Disclaimer: I got informed that the mentioned underscore parameter is not reliable on every database version and that it never was intended for customer use. That is also why the quoted MOS note has been removed. I leave the article in spite, because I know it got referenced by many sites. And don’t mess with Larry Carpenter 😉
Although Real-Time Query is a great feature, it requires the Active Data Guard option to be licensed AND it is very easy to turn it on. That has been a concern for some customers I encountered. Now I realized that we have an undocumented parameter to prevent exactly that. Thanks to Marc, who mentioned the MOS Note 1436313.1 in a recent comment!
I am here connected to a Physical Standby database, running on 220.127.116.11 and don’t want to use Real-Time Query. The startup command would normally trigger the database to open READ ONLY, together with a Data Guard Broker configuration, Real-Time Query would be started. Not any more:

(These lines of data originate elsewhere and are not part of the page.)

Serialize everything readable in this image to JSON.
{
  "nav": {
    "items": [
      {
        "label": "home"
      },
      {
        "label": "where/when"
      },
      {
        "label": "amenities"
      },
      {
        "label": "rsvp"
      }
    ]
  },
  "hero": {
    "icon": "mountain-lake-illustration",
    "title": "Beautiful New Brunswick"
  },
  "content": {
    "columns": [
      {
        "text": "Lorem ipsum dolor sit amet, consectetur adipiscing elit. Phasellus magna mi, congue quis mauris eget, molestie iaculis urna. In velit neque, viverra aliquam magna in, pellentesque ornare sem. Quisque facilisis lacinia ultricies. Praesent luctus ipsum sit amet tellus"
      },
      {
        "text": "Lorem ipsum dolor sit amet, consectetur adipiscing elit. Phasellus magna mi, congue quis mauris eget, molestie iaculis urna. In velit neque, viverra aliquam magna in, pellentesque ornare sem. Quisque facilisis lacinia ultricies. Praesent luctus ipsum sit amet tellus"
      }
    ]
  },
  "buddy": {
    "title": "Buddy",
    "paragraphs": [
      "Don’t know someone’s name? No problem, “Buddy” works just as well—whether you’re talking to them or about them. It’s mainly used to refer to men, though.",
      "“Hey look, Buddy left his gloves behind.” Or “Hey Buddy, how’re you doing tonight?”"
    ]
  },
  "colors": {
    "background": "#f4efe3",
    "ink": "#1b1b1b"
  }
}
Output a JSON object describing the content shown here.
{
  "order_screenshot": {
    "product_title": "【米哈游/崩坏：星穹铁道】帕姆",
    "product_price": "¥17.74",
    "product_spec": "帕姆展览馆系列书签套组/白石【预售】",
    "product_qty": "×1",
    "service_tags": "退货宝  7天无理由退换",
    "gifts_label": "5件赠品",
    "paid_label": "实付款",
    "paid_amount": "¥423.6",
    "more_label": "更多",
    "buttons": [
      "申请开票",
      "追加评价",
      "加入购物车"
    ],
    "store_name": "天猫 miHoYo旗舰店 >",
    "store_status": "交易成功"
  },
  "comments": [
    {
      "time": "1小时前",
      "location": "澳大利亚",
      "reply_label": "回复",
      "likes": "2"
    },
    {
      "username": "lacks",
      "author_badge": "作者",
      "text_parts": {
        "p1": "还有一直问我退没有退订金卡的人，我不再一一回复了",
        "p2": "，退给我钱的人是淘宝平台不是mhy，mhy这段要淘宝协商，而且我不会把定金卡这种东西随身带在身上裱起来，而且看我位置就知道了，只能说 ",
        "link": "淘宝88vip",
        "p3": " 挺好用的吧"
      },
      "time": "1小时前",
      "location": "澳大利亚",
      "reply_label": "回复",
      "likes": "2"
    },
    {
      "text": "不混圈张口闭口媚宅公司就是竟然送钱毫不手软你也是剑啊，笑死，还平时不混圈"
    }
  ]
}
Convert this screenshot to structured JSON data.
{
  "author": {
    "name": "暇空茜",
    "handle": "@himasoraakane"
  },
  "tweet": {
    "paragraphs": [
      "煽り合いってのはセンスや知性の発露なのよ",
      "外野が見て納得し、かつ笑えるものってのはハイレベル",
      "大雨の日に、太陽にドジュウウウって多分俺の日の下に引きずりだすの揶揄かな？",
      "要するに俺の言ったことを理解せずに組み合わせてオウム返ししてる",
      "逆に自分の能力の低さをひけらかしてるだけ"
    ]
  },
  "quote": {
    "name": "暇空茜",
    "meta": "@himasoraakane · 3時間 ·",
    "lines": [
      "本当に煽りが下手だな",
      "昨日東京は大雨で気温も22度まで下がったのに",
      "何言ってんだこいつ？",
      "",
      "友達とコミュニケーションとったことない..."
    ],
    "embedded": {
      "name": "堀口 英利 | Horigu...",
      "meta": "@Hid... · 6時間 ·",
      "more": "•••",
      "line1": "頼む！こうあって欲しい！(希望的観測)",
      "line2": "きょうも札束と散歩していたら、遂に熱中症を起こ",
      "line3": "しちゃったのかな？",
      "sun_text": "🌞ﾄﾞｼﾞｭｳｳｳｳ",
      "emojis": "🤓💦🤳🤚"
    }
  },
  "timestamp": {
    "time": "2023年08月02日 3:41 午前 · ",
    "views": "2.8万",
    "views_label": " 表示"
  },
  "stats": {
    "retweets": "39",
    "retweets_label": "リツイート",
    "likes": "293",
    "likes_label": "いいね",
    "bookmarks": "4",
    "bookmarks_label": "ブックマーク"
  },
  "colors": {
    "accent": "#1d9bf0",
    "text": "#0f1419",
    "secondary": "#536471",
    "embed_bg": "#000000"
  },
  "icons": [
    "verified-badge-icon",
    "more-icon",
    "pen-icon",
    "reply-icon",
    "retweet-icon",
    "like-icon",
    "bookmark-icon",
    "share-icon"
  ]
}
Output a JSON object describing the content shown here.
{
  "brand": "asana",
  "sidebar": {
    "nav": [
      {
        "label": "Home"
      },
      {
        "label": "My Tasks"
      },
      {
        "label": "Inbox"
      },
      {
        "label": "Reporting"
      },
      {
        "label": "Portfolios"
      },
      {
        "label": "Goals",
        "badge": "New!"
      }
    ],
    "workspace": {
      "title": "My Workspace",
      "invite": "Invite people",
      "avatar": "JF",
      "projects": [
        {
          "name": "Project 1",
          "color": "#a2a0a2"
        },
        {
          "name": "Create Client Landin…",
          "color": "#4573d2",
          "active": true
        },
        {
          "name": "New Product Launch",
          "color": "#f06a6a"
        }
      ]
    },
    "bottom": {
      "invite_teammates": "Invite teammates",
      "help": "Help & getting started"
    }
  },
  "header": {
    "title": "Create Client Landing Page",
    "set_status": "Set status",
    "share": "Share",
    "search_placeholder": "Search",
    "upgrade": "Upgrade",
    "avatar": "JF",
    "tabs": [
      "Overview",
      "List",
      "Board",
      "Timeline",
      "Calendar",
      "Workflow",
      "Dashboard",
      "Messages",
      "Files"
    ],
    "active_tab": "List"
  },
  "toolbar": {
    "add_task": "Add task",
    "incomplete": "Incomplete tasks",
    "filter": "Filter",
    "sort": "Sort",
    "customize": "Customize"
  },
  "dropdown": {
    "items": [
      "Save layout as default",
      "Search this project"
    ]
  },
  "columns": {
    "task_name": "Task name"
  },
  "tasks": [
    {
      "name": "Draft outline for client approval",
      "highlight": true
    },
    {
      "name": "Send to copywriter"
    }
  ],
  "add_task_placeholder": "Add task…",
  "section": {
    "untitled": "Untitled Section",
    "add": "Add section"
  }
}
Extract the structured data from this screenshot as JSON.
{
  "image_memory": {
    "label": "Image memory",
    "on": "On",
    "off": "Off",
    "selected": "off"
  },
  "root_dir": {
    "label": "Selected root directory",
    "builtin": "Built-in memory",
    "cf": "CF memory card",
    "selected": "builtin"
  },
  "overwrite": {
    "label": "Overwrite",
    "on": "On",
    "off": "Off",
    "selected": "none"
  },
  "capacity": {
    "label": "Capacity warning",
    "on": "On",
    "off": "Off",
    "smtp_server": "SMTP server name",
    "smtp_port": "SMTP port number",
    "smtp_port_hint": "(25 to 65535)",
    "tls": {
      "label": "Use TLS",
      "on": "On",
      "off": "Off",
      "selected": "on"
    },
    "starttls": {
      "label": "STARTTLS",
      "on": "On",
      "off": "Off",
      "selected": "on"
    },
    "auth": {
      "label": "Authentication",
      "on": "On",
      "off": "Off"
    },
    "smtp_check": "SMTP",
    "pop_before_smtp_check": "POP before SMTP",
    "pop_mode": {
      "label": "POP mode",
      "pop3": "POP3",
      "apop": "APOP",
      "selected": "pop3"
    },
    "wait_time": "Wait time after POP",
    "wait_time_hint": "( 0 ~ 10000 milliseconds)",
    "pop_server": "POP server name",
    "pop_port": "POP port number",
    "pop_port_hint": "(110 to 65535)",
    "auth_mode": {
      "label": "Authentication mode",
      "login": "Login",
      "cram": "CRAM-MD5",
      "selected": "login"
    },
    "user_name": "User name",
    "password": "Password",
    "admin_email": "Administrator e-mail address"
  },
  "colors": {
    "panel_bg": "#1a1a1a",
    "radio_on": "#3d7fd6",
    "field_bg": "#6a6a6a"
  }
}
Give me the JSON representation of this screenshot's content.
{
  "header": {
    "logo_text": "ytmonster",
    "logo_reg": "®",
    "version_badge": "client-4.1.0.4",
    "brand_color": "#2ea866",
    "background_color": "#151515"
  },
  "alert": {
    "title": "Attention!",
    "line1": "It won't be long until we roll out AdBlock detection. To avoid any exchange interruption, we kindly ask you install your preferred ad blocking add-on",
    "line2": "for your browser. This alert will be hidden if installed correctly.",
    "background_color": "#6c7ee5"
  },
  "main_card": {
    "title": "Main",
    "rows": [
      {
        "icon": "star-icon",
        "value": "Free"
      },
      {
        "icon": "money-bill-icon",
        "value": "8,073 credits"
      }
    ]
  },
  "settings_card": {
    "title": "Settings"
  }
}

SQL> alter system set "_query_on_physical"=false scope=spfile; System altered. SQL> shutdown immediate ORA-01109: database not open Database dismounted. ORACLE instance shut down. SQL> startup ORACLE instance started. Total System Global Area 521936896 bytes Fixed Size 2214936 bytes Variable Size 314573800 bytes Database Buffers 201326592 bytes Redo Buffers 3821568 bytes Database mounted. ORA-16669: instance cannot be opened because the Active Data Guard option is disabled SQL> host oerr ora 16669 16669, 00000, "instance cannot be opened because the Active Data Guard option is disabled" // *Cause: The attempt to open the instance failed because the Active Data // Guard option was not enabled and Redo Apply was either running // or was about to be started by the Data Guard broker. // *Action: Stop Redo Apply or set the database state to APPLY-OFF and then // open the database.
It is still possible to open the Physical Standby READ ONLY when the MRP background process is stopped:
DGMGRL> edit database physt set state=apply-off; Succeeded. SQL> alter database open; Database altered. SQL> select open_mode from v$database; OPEN_MODE -------------------- READ ONLY
Only drawback is that it is an undocumented parameter, so you should confirm with Oracle Support that it is okay to use it in your case.
Conclusion: There is an easy way to prevent license violation by accident with Real-Time Query. Don’t believe it, ask Oracle Support 🙂